ANN ARBOR – Automaker investment in battery and Electric Vehicle (EV) manufacturing in North America is on the rise. For nearly two decades, the CAR Automotive Communities Partnership (ACP) has tracked announced automotive manufacturing investments in North America.
The ACP Book of Deals investment database illustrates the extent of the sector’s commitment to the transformation. According to data collected for the Book of Deals, in 2021, automakers announced $36 billion of investments to build facilities dedicated to manufacturing EVs and batteries.
In the first five months of 2022, automakers announced $24 billion in EV-related investments, almost double the investments announced by the same time last year. Recent automaker announcements on EV and battery manufacturing investments demonstrate an acceleration of growth in the EV market driven by new government EV targets and increasing consumer demand.
Earlier this year, General Motors announced it would spend $4 billion to expand its Orion Assembly Plant in Michigan to build EVs and an additional $2.6 billion to build a battery manufacturing facility also in Michigan. In 2021, Ford announced plans to invest $11.4 billion to build Blue Oval City and Blue Oval SK Battery Park in Tennessee and Kentucky, respectively. Hyundai recently said it plans to spend $5.5 billion to build facilities dedicated to manufacturing EVs and batteries in Savannah, Georgia, making it the automaker’s first EV-only plant in the United States. Stellantis and Samsung SDI announced they would invest more than $2.5 billion and create 1,400 jobs at a planned EV battery plant in Kokomo, Indiana.
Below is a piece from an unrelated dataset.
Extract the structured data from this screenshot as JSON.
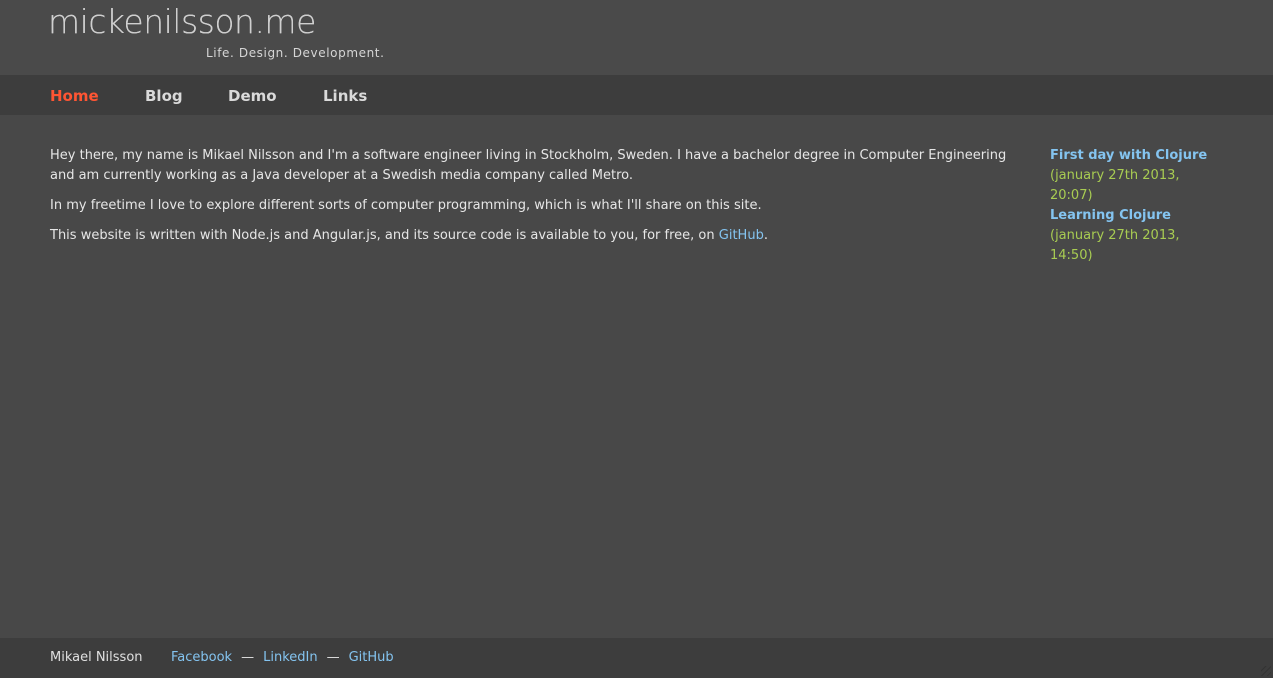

Stellantis and LG Energy Solution also announced a $4 billion investment to build an EV battery plant in Windsor, Ontario.
As automakers continue to integrate and localize battery production, the market share of all electrified vehicles (including EVs, hybrids and fuel cell vehicles) ticked up to 12.2% of US light vehicles in the first half of 2022, up from 11.9% in 2021, adding further pressure for automakers to ramp up production. The Biden administration has targeted half of all US new light-duty vehicle sales to be battery-electric and plug-in battery-electric by 2030. That target alone would require roughly 8 million new EV batteries a year1. At the end of 2021, Congress passed the Infrastructure Investment and Jobs Act which provides funding for battery development. As a result, the US Department of Energy recently announced over $3 billion in funding for new and upgraded battery manufacturing to help to bolster domestic battery supply chains2. Currently, the US is batteries mostly dependent on foreign production of critical minerals and lithium-ion, making certain industries such as EV manufacturing vulnerable to disruption.
Vertical integration is becoming important for automakers as they attempt to manage the development and production of their EVs and batteries in order to improve supply chain resilience, help reduce production bottlenecks, and decrease cost per unit. Heavy automaker investment in North American EV and battery manufacturing facilities is expected to continue as automakers prepare to meet what is anticipated to be rapidly growing demand.
This article was provided by Center For Automotive Transportation